*To do:*
An identical copy of every entry below is the required output.

*Data provided:*
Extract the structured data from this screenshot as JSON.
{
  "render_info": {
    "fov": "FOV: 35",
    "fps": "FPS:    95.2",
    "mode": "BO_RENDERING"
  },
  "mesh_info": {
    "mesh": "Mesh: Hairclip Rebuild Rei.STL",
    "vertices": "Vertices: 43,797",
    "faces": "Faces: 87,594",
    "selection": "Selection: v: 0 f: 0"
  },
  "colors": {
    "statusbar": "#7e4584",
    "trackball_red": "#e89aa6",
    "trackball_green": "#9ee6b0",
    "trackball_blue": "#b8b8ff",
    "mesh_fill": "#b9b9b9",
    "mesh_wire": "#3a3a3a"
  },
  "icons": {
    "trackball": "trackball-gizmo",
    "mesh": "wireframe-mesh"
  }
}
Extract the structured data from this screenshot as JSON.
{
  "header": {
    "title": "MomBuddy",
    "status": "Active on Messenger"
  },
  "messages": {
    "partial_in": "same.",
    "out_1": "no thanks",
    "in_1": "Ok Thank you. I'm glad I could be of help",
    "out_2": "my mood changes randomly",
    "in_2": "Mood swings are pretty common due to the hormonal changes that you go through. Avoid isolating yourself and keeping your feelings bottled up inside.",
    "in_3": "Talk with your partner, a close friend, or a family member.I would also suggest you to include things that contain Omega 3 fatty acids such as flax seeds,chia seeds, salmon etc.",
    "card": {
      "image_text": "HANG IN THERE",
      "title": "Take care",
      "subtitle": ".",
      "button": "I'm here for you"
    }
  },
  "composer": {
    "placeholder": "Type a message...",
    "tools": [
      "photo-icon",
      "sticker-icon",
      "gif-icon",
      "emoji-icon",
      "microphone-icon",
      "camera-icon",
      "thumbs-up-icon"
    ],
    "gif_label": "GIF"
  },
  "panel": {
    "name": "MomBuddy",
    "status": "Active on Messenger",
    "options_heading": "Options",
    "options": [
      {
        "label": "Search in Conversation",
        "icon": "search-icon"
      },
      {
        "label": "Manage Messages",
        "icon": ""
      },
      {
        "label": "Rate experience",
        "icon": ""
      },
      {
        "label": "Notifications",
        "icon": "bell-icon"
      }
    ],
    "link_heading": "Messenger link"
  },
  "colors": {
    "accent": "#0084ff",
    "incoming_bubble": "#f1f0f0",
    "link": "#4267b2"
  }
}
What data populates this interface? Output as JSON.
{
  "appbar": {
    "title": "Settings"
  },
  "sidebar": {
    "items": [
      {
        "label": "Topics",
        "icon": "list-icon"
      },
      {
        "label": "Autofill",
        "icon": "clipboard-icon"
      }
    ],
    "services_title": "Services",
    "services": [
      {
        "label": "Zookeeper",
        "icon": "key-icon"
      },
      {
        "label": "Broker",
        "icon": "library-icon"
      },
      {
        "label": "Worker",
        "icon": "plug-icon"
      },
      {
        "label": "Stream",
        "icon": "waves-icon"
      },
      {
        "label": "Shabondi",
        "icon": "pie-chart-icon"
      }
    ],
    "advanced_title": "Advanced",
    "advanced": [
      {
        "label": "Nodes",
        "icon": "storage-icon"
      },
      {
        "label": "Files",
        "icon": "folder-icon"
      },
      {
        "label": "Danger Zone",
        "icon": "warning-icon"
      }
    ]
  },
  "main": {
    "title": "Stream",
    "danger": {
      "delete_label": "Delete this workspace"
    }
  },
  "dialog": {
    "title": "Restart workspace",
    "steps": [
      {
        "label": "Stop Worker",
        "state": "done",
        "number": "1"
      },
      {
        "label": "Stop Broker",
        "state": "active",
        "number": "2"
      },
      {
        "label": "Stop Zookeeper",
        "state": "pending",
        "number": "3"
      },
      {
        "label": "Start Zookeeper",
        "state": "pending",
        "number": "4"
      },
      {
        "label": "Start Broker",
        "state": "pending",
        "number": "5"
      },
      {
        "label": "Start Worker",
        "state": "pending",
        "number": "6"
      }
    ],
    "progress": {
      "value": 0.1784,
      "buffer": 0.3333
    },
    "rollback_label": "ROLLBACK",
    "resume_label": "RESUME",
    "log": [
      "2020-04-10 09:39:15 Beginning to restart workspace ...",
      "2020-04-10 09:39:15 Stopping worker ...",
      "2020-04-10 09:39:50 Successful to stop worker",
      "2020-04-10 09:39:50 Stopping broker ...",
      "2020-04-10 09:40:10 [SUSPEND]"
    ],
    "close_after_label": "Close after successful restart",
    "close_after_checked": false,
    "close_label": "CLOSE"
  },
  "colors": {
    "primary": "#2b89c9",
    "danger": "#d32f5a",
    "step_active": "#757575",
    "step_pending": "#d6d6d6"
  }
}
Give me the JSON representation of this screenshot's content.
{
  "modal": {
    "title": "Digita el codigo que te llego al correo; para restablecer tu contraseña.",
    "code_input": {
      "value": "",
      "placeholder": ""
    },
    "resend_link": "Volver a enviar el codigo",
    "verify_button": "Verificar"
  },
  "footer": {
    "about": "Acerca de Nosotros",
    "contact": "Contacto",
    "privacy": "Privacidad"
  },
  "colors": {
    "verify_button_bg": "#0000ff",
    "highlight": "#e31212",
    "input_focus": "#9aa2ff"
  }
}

*Reply to the task:*
Extract the structured data from this screenshot as JSON.
{
  "render_info": {
    "fov": "FOV: 35",
    "fps": "FPS:    95.2",
    "mode": "BO_RENDERING"
  },
  "mesh_info": {
    "mesh": "Mesh: Hairclip Rebuild Rei.STL",
    "vertices": "Vertices: 43,797",
    "faces": "Faces: 87,594",
    "selection": "Selection: v: 0 f: 0"
  },
  "colors": {
    "statusbar": "#7e4584",
    "trackball_red": "#e89aa6",
    "trackball_green": "#9ee6b0",
    "trackball_blue": "#b8b8ff",
    "mesh_fill": "#b9b9b9",
    "mesh_wire": "#3a3a3a"
  },
  "icons": {
    "trackball": "trackball-gizmo",
    "mesh": "wireframe-mesh"
  }
}
Extract the structured data from this screenshot as JSON.
{
  "header": {
    "title": "MomBuddy",
    "status": "Active on Messenger"
  },
  "messages": {
    "partial_in": "same.",
    "out_1": "no thanks",
    "in_1": "Ok Thank you. I'm glad I could be of help",
    "out_2": "my mood changes randomly",
    "in_2": "Mood swings are pretty common due to the hormonal changes that you go through. Avoid isolating yourself and keeping your feelings bottled up inside.",
    "in_3": "Talk with your partner, a close friend, or a family member.I would also suggest you to include things that contain Omega 3 fatty acids such as flax seeds,chia seeds, salmon etc.",
    "card": {
      "image_text": "HANG IN THERE",
      "title": "Take care",
      "subtitle": ".",
      "button": "I'm here for you"
    }
  },
  "composer": {
    "placeholder": "Type a message...",
    "tools": [
      "photo-icon",
      "sticker-icon",
      "gif-icon",
      "emoji-icon",
      "microphone-icon",
      "camera-icon",
      "thumbs-up-icon"
    ],
    "gif_label": "GIF"
  },
  "panel": {
    "name": "MomBuddy",
    "status": "Active on Messenger",
    "options_heading": "Options",
    "options": [
      {
        "label": "Search in Conversation",
        "icon": "search-icon"
      },
      {
        "label": "Manage Messages",
        "icon": ""
      },
      {
        "label": "Rate experience",
        "icon": ""
      },
      {
        "label": "Notifications",
        "icon": "bell-icon"
      }
    ],
    "link_heading": "Messenger link"
  },
  "colors": {
    "accent": "#0084ff",
    "incoming_bubble": "#f1f0f0",
    "link": "#4267b2"
  }
}
What data populates this interface? Output as JSON.
{
  "appbar": {
    "title": "Settings"
  },
  "sidebar": {
    "items": [
      {
        "label": "Topics",
        "icon": "list-icon"
      },
      {
        "label": "Autofill",
        "icon": "clipboard-icon"
      }
    ],
    "services_title": "Services",
    "services": [
      {
        "label": "Zookeeper",
        "icon": "key-icon"
      },
      {
        "label": "Broker",
        "icon": "library-icon"
      },
      {
        "label": "Worker",
        "icon": "plug-icon"
      },
      {
        "label": "Stream",
        "icon": "waves-icon"
      },
      {
        "label": "Shabondi",
        "icon": "pie-chart-icon"
      }
    ],
    "advanced_title": "Advanced",
    "advanced": [
      {
        "label": "Nodes",
        "icon": "storage-icon"
      },
      {
        "label": "Files",
        "icon": "folder-icon"
      },
      {
        "label": "Danger Zone",
        "icon": "warning-icon"
      }
    ]
  },
  "main": {
    "title": "Stream",
    "danger": {
      "delete_label": "Delete this workspace"
    }
  },
  "dialog": {
    "title": "Restart workspace",
    "steps": [
      {
        "label": "Stop Worker",
        "state": "done",
        "number": "1"
      },
      {
        "label": "Stop Broker",
        "state": "active",
        "number": "2"
      },
      {
        "label": "Stop Zookeeper",
        "state": "pending",
        "number": "3"
      },
      {
        "label": "Start Zookeeper",
        "state": "pending",
        "number": "4"
      },
      {
        "label": "Start Broker",
        "state": "pending",
        "number": "5"
      },
      {
        "label": "Start Worker",
        "state": "pending",
        "number": "6"
      }
    ],
    "progress": {
      "value": 0.1784,
      "buffer": 0.3333
    },
    "rollback_label": "ROLLBACK",
    "resume_label": "RESUME",
    "log": [
      "2020-04-10 09:39:15 Beginning to restart workspace ...",
      "2020-04-10 09:39:15 Stopping worker ...",
      "2020-04-10 09:39:50 Successful to stop worker",
      "2020-04-10 09:39:50 Stopping broker ...",
      "2020-04-10 09:40:10 [SUSPEND]"
    ],
    "close_after_label": "Close after successful restart",
    "close_after_checked": false,
    "close_label": "CLOSE"
  },
  "colors": {
    "primary": "#2b89c9",
    "danger": "#d32f5a",
    "step_active": "#757575",
    "step_pending": "#d6d6d6"
  }
}
Give me the JSON representation of this screenshot's content.
{
  "modal": {
    "title": "Digita el codigo que te llego al correo; para restablecer tu contraseña.",
    "code_input": {
      "value": "",
      "placeholder": ""
    },
    "resend_link": "Volver a enviar el codigo",
    "verify_button": "Verificar"
  },
  "footer": {
    "about": "Acerca de Nosotros",
    "contact": "Contacto",
    "privacy": "Privacidad"
  },
  "colors": {
    "verify_button_bg": "#0000ff",
    "highlight": "#e31212",
    "input_focus": "#9aa2ff"
  }
}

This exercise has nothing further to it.